The Sea Waybill is much like an ocean Bill of Lading, but non-negotiable. Its primary purposes are to serve as evidence of the contract of carriage and to confirm the goods’ receipt.


Similar to an original Bill of Lading, a Sea Waybill can be issued by both a carrier and a freight forwarder. Here’s the typical process:

  • A freight forwarder or shipper provides a ‘Shipping Instruction’ to an ocean carrier.
  • The ocean carrier reviews and processes the ‘Shipping Instruction’ and generates a draft Sea Waybill.
  • The forwarder or shipper reviews the draft Sea Waybill. If it’s acceptable, the process moves forward. If not, they request changes, and this loop continues until an acceptable version is achieved.
  • The ocean carrier then issues the final version.

A Sea Waybill is commonly used in transactions between the carrier and the freight forwarder. For instance, when a shipment is moved using a House Bill of Lading, it is quite typical for the freight forwarder to request the carrier to issue the Sea Waybill. This approach helps the forwarder save on courier fees and reduces the risk of misplacing an original document.

Legal framework

A Sea Waybill serves as evidence of the contract of carriage between the involved parties and acknowledges that the goods have been loaded.

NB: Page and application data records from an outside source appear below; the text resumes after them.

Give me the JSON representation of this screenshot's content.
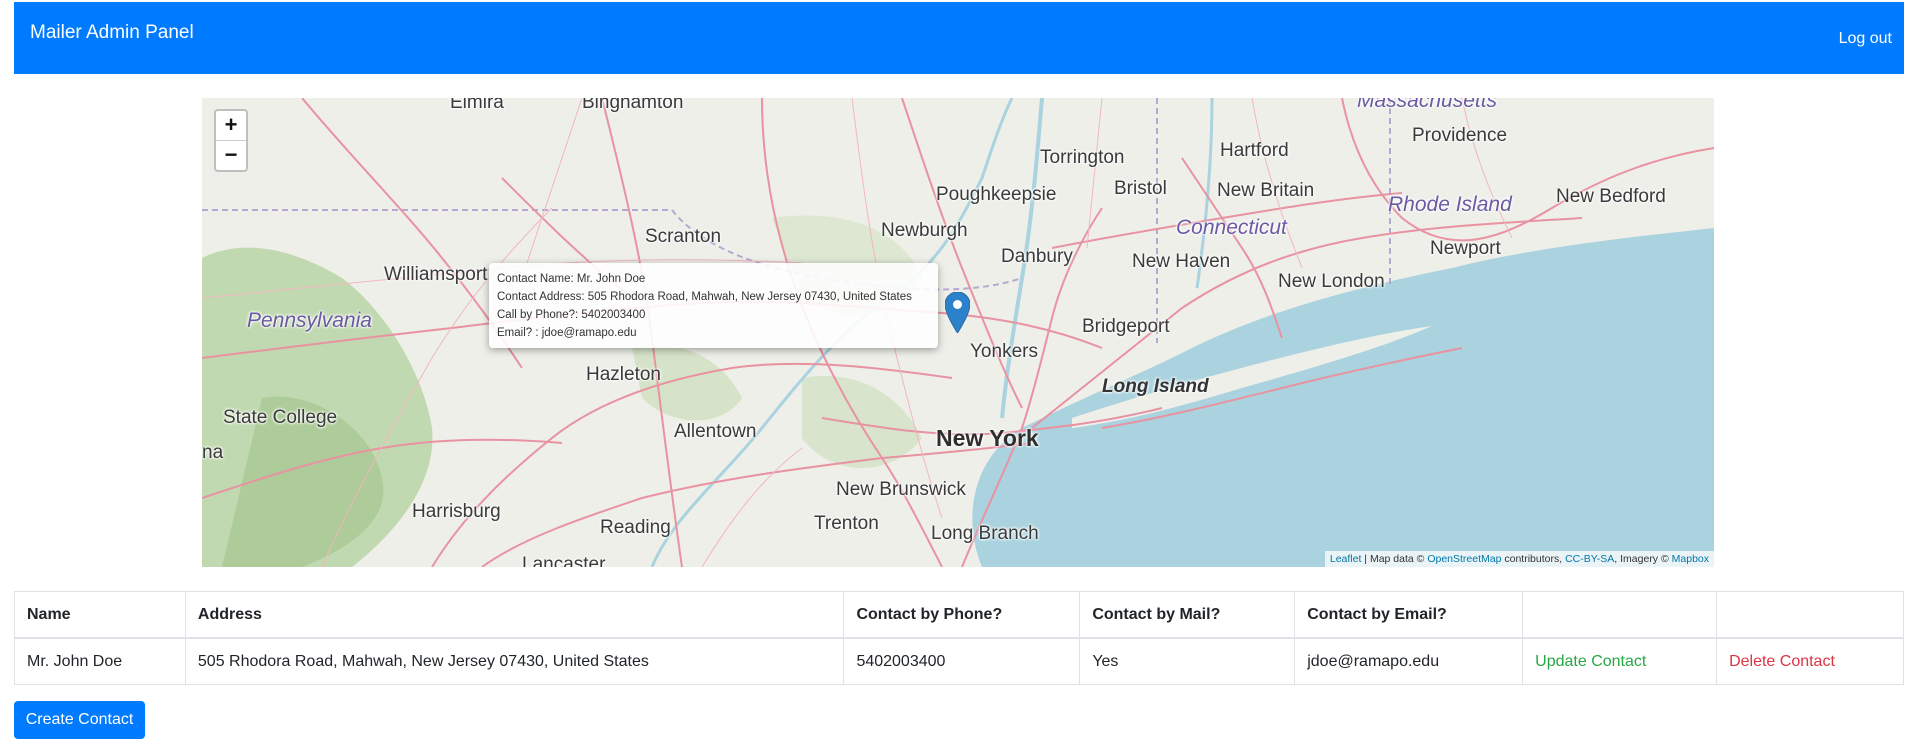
{
  "navbar": {
    "brand": "Mailer Admin Panel",
    "logout_label": "Log out",
    "color": "#007bff"
  },
  "map": {
    "zoom_in_label": "+",
    "zoom_out_label": "−",
    "places": [
      "Elmira",
      "Binghamton",
      "Massachusetts",
      "Torrington",
      "Hartford",
      "Providence",
      "Poughkeepsie",
      "Bristol",
      "New Britain",
      "Rhode Island",
      "New Bedford",
      "Connecticut",
      "Scranton",
      "Newburgh",
      "Newport",
      "Danbury",
      "New Haven",
      "Williamsport",
      "New London",
      "Pennsylvania",
      "Bridgeport",
      "Yonkers",
      "Hazleton",
      "Long Island",
      "State College",
      "Allentown",
      "New York",
      "na",
      "New Brunswick",
      "Harrisburg",
      "Reading",
      "Trenton",
      "Long Branch",
      "Lancaster"
    ],
    "popup": {
      "name_line": "Contact Name: Mr. John Doe",
      "address_line": "Contact Address: 505 Rhodora Road, Mahwah, New Jersey 07430, United States",
      "phone_line": "Call by Phone?: 5402003400",
      "email_line": "Email? : jdoe@ramapo.edu"
    },
    "attribution": {
      "leaflet": "Leaflet",
      "sep1": " | Map data © ",
      "osm": "OpenStreetMap",
      "sep2": " contributors, ",
      "license": "CC-BY-SA",
      "sep3": ", Imagery © ",
      "mapbox": "Mapbox"
    }
  },
  "table": {
    "headers": [
      "Name",
      "Address",
      "Contact by Phone?",
      "Contact by Mail?",
      "Contact by Email?",
      "",
      ""
    ],
    "rows": [
      {
        "name": "Mr. John Doe",
        "address": "505 Rhodora Road, Mahwah, New Jersey 07430, United States",
        "phone": "5402003400",
        "mail": "Yes",
        "email": "jdoe@ramapo.edu",
        "update_label": "Update Contact",
        "delete_label": "Delete Contact"
      }
    ]
  },
  "create_button_label": "Create Contact",
  "colors": {
    "primary": "#007bff",
    "success": "#28a745",
    "danger": "#dc3545",
    "water": "#aad3df"
  }
}
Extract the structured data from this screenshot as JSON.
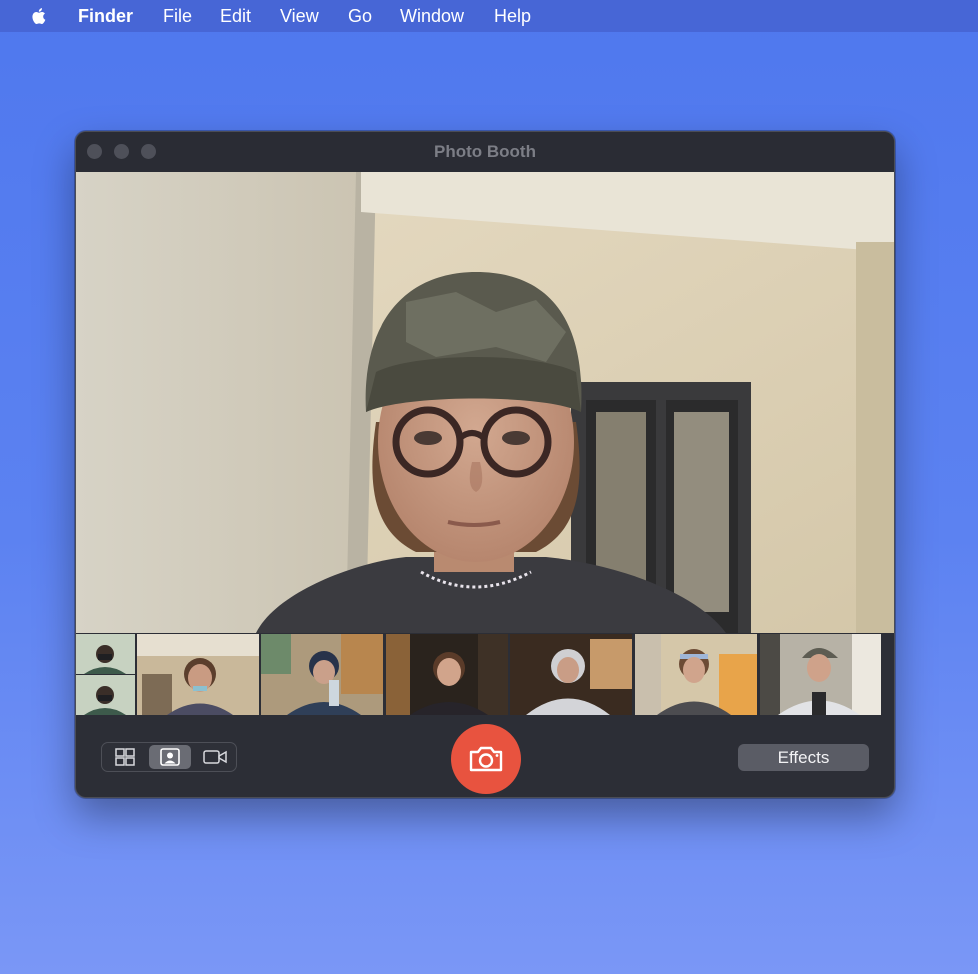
{
  "menubar": {
    "apple_icon": "apple-logo-icon",
    "items": [
      "Finder",
      "File",
      "Edit",
      "View",
      "Go",
      "Window",
      "Help"
    ]
  },
  "window": {
    "title": "Photo Booth",
    "traffic_lights": [
      "close",
      "minimize",
      "zoom"
    ]
  },
  "toolbar": {
    "modes": [
      {
        "name": "grid-view",
        "icon": "grid-icon",
        "selected": false
      },
      {
        "name": "single-photo",
        "icon": "portrait-photo-icon",
        "selected": true
      },
      {
        "name": "video",
        "icon": "video-camera-icon",
        "selected": false
      }
    ],
    "shutter_icon": "camera-icon",
    "effects_label": "Effects"
  },
  "thumbnails": [
    {
      "kind": "four-up"
    },
    {
      "kind": "photo"
    },
    {
      "kind": "photo"
    },
    {
      "kind": "photo"
    },
    {
      "kind": "photo"
    },
    {
      "kind": "photo"
    },
    {
      "kind": "photo"
    }
  ],
  "colors": {
    "desktop": "#5c82f1",
    "menubar": "#4766d6",
    "window": "#2c2e36",
    "shutter": "#e8533f",
    "effects_button": "#5a5c65"
  }
}
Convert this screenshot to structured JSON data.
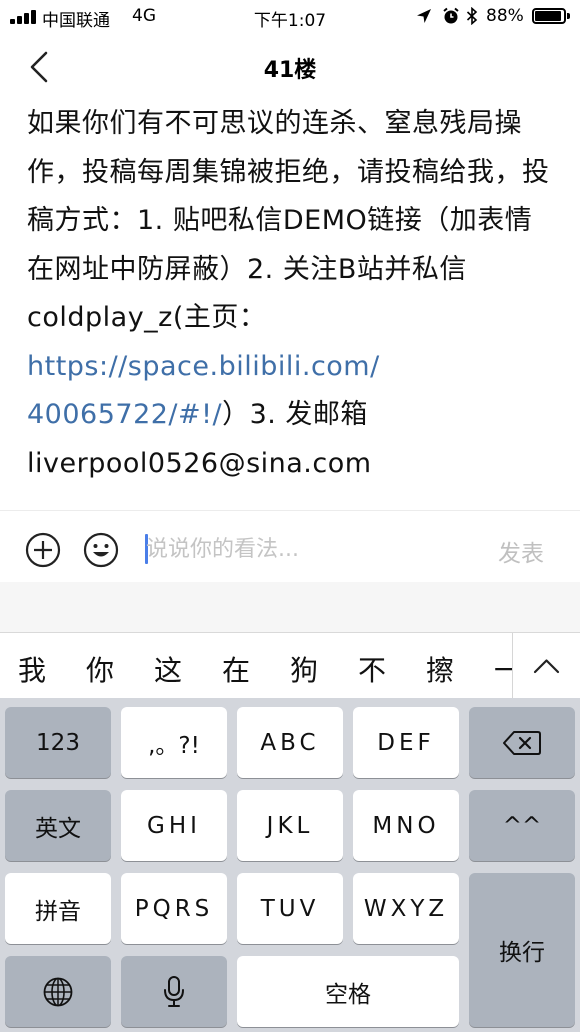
{
  "status_bar": {
    "carrier": "中国联通",
    "network": "4G",
    "time": "下午1:07",
    "battery_percent": "88%",
    "icons": [
      "signal-icon",
      "location-icon",
      "alarm-icon",
      "bluetooth-icon",
      "battery-icon"
    ]
  },
  "nav": {
    "title": "41楼",
    "back_icon": "chevron-left-icon"
  },
  "post": {
    "text_before_link": "如果你们有不可思议的连杀、窒息残局操作，投稿每周集锦被拒绝，请投稿给我，投稿方式：1. 贴吧私信DEMO链接（加表情在网址中防屏蔽）2. 关注B站并私信 coldplay_z(主页：",
    "link_line1": "https://space.bilibili.com/",
    "link_line2": "40065722/#!/",
    "text_after_link": "）3. 发邮箱",
    "email": "liverpool0526@sina.com"
  },
  "comment_bar": {
    "placeholder": "说说你的看法...",
    "value": "",
    "send_label": "发表",
    "icons": [
      "plus-circle-icon",
      "emoji-icon"
    ]
  },
  "candidates": {
    "items": [
      "我",
      "你",
      "这",
      "在",
      "狗",
      "不",
      "擦",
      "一"
    ],
    "expand_icon": "chevron-up-icon"
  },
  "keyboard": {
    "row1": {
      "mode": "123",
      "keys": [
        ",。?!",
        "ABC",
        "DEF"
      ],
      "delete_icon": "backspace-icon"
    },
    "row2": {
      "mode": "英文",
      "keys": [
        "GHI",
        "JKL",
        "MNO"
      ],
      "extra": "^^"
    },
    "row3": {
      "mode": "拼音",
      "keys": [
        "PQRS",
        "TUV",
        "WXYZ"
      ],
      "enter": "换行"
    },
    "row4": {
      "globe_icon": "globe-icon",
      "mic_icon": "microphone-icon",
      "space": "空格"
    }
  },
  "colors": {
    "link": "#3f6fa8",
    "caret": "#4a7ee8",
    "placeholder": "#c4c4c4",
    "keyboard_bg": "#d3d6dc",
    "key_light": "#ffffff",
    "key_dark": "#acb3bd"
  }
}
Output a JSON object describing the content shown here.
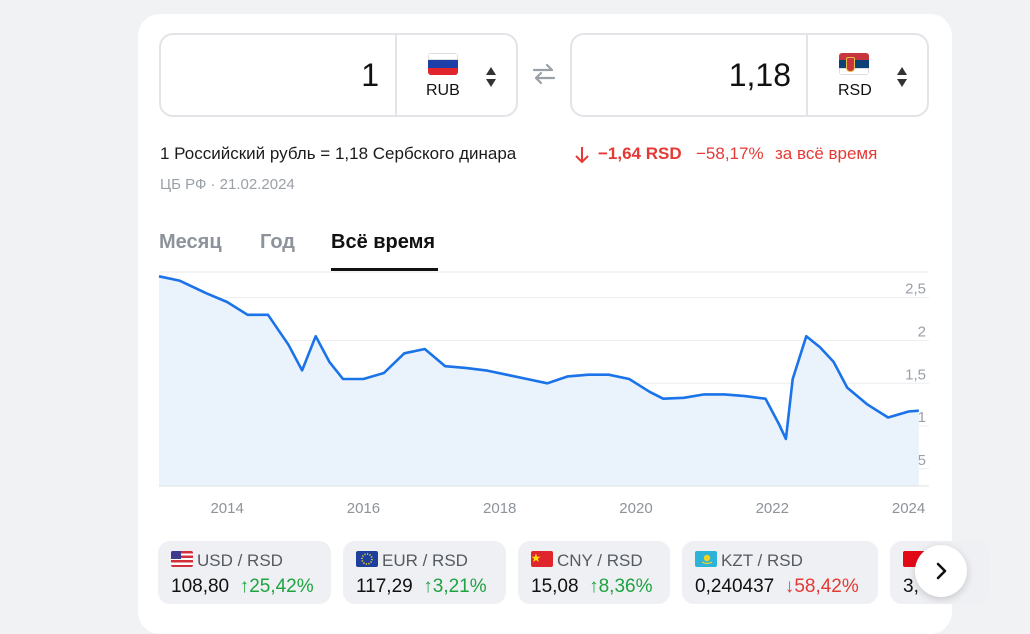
{
  "converter": {
    "from": {
      "amount": "1",
      "currency": "RUB"
    },
    "to": {
      "amount": "1,18",
      "currency": "RSD"
    }
  },
  "summary": {
    "rate_text": "1 Российский рубль = 1,18 Сербского динара",
    "change_abs": "−1,64 RSD",
    "change_pct": "−58,17%",
    "change_period": "за всё время",
    "source": "ЦБ РФ · 21.02.2024"
  },
  "tabs": [
    {
      "label": "Месяц",
      "active": false
    },
    {
      "label": "Год",
      "active": false
    },
    {
      "label": "Всё время",
      "active": true
    }
  ],
  "chart_data": {
    "type": "area",
    "x": [
      2013.0,
      2013.3,
      2013.7,
      2014.0,
      2014.3,
      2014.6,
      2014.9,
      2015.1,
      2015.3,
      2015.5,
      2015.7,
      2016.0,
      2016.3,
      2016.6,
      2016.9,
      2017.2,
      2017.5,
      2017.8,
      2018.1,
      2018.4,
      2018.7,
      2019.0,
      2019.3,
      2019.6,
      2019.9,
      2020.2,
      2020.4,
      2020.7,
      2021.0,
      2021.3,
      2021.6,
      2021.9,
      2022.1,
      2022.2,
      2022.3,
      2022.5,
      2022.7,
      2022.9,
      2023.1,
      2023.4,
      2023.7,
      2024.0,
      2024.15
    ],
    "y": [
      2.75,
      2.7,
      2.55,
      2.45,
      2.3,
      2.3,
      1.95,
      1.65,
      2.05,
      1.75,
      1.55,
      1.55,
      1.62,
      1.85,
      1.9,
      1.7,
      1.68,
      1.65,
      1.6,
      1.55,
      1.5,
      1.58,
      1.6,
      1.6,
      1.55,
      1.4,
      1.32,
      1.33,
      1.37,
      1.37,
      1.35,
      1.32,
      1.02,
      0.85,
      1.55,
      2.05,
      1.92,
      1.75,
      1.45,
      1.25,
      1.1,
      1.17,
      1.18
    ],
    "yticks": [
      "2,5",
      "2",
      "1,5",
      "1",
      "0,5"
    ],
    "yvals": [
      2.5,
      2.0,
      1.5,
      1.0,
      0.5
    ],
    "xticks": [
      "2014",
      "2016",
      "2018",
      "2020",
      "2022",
      "2024"
    ],
    "xvals": [
      2014,
      2016,
      2018,
      2020,
      2022,
      2024
    ],
    "ylim": [
      0.3,
      2.8
    ],
    "xlim": [
      2013.0,
      2024.3
    ],
    "color": "#1a73e8",
    "fill": "#eaf2fc",
    "grid": true
  },
  "pairs": [
    {
      "pair": "USD / RSD",
      "value": "108,80",
      "change": "25,42%",
      "dir": "up"
    },
    {
      "pair": "EUR / RSD",
      "value": "117,29",
      "change": "3,21%",
      "dir": "up"
    },
    {
      "pair": "CNY / RSD",
      "value": "15,08",
      "change": "8,36%",
      "dir": "up"
    },
    {
      "pair": "KZT / RSD",
      "value": "0,240437",
      "change": "58,42%",
      "dir": "down"
    },
    {
      "pair": "",
      "value": "3,",
      "change": "",
      "dir": "up"
    }
  ],
  "colors": {
    "up": "#1ea341",
    "down": "#e53935",
    "accent": "#1a73e8"
  }
}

Ocean carriers issue around 45 million bills of lading a year. Approximately 60% of Containerised Bills of Lading issued are now Sea Waybills i.e. 27 mil.

Key standards

Key industry stakeholders—Baltic and International Maritime Council (BIMCO), Digital Container Shipping Association (DCSA) and FIATA—have collaborated on and mapped their standards to the UN/CEFACT Multi-Modal Transport Reference Data Model (MMTRDM).

Major differences between standards

The difference in Sea Waybill standards primarily revolves around business use cases:

  • DCSA standard is used for containerised freight movements.
  • BIMCO standard is employed for bulk shipping.
  • Freight forwarders, acting as multimodal transport operators, use the FIATA waybill.


Over the past two decades, the use of the Sea Waybill has grown significantly. While documents used to be issued in negotiable form until the early 2000s, trust has increased among trade partners and freight forwarders. This has led to a higher adoption of the Sea Waybill, except in certain countries like Brazil, where national legislation restricts its use. Approximately 60% of Containerised Bills of Lading issued are now Sea Waybills.